  • Where they need to be (Provide any necessary building access information. Before you relay this information, you’ll need to secure any necessary key fobs and codes to hand out.)
  • What they need to do, especially packing and labeling instructions.
  • Also, push out those key moving details just one more time:
  • New office name and address
  • Moving date/dates
  • Key features of the new space

3. Utilities.

Connect the phone systems, electricity, internet, and water at the new office. Disconnect any service related to your old building, unless a building manager handles that. Arrange for security system setup.

4. Change your address on everything.

Don’t forget to change your address on:

  • all stationary and business cards
  • coordinate mail redirection
  • update your location on your website, social media, and Google

5. Create an organizing and decorating plan.

Just as you planned to pack in phases, you can plan to unpack, organize. and decorate in phases. Your unpacking and organizing plan will likely mirror your packing plan in many ways.

Unpack absolute necessities. What items do you need to unpack and organize immediately to help employees do their best work?

Unpack make-do items. What items could wait a week or two?

Unpack out of sight, out of mind items.

Polish and spruce. Now that everything has a place, how can you tweak and improve the organization of your new office? What decorations and design work does the new space need?

6. Frequently check on the new building.

Check in with your new building manager often to make sure everything is going smoothly.

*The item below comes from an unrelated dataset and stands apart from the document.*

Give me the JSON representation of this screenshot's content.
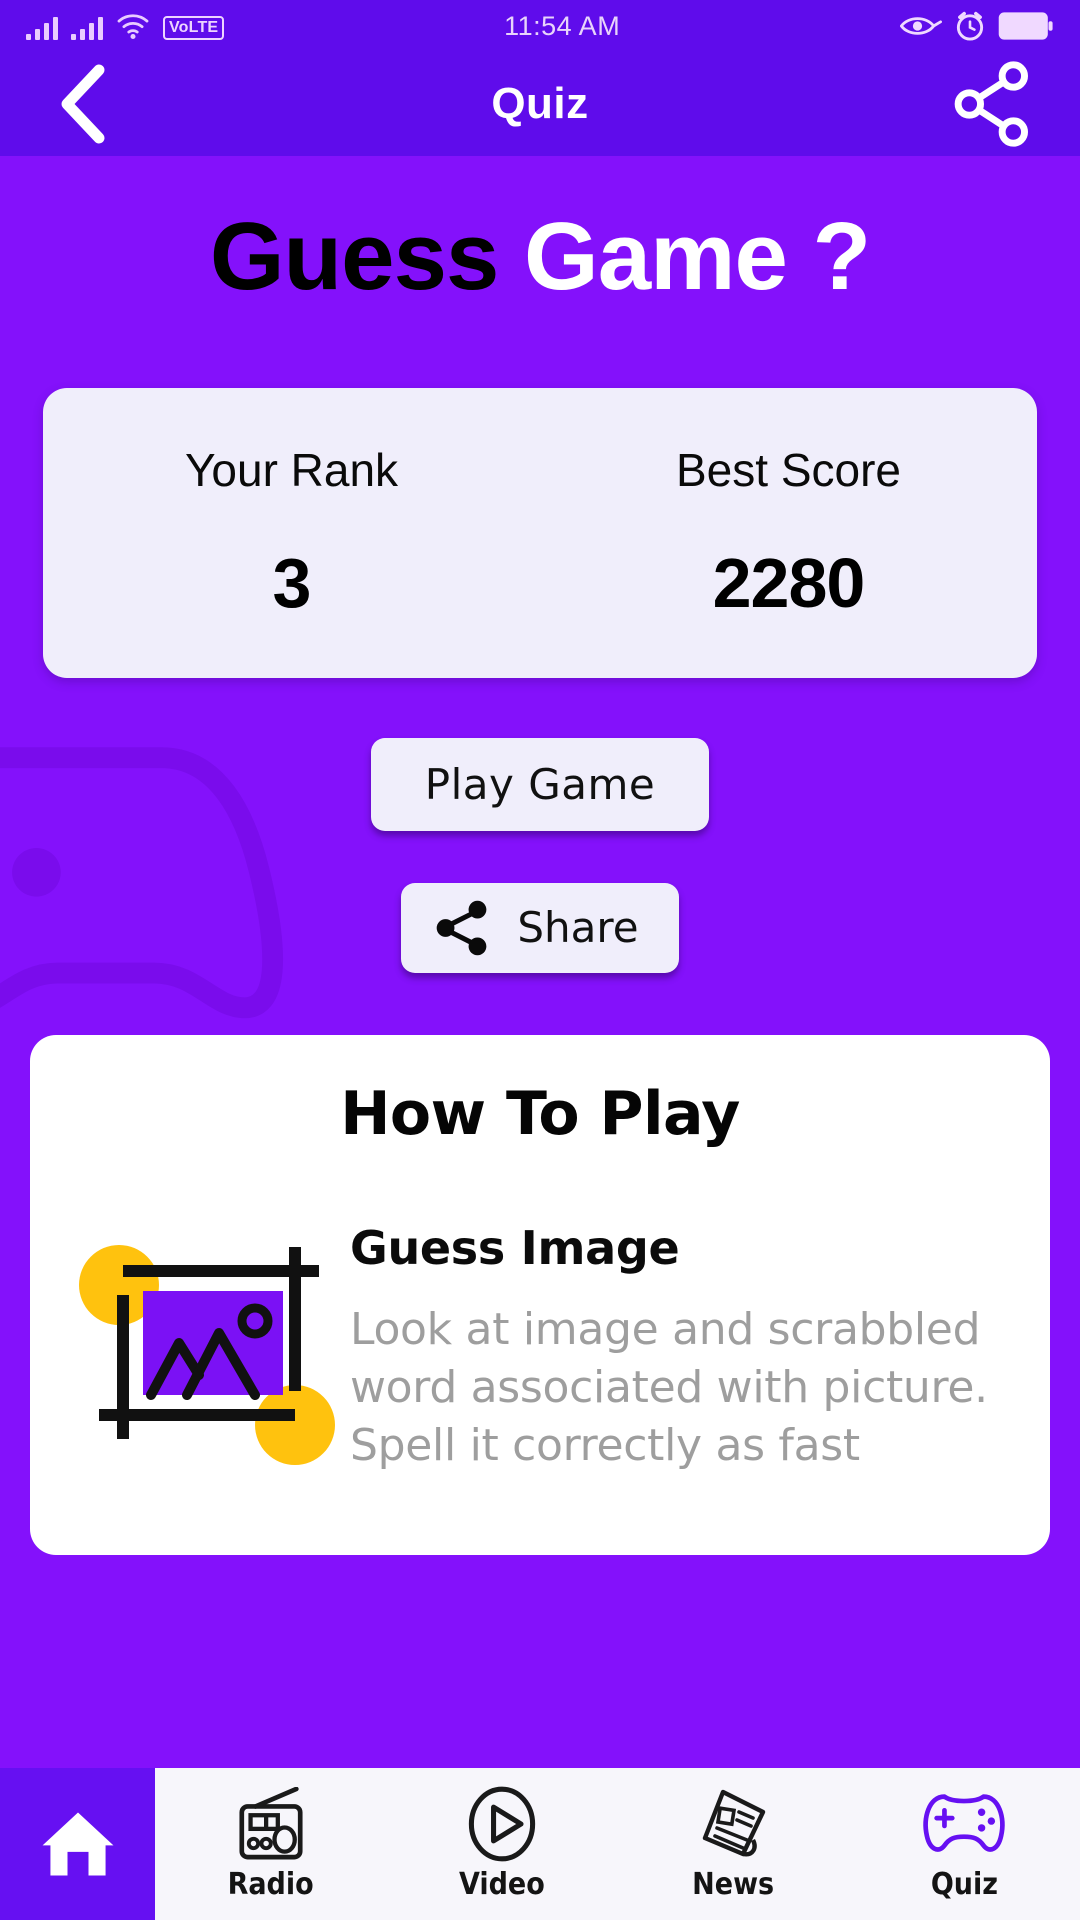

Plan a walk-through about two weeks prior to your move make sure everything is on schedule and ready for your team.

7. Consult your IT service provider once again.

Communicate any changes to the plan and make sure your IT service provider has access to disconnect your equipment in your old space and reconnect everything in the new space with minimal disruption to service.

8. Move!

9. Unpack the absolute necessities you established above.


10. Relax and enjoy your new space.

And stop by our new office to see how we’ve settled in! Word on the street is Mike keeps cold beers in his fridge for visitors…

Generations Data Centre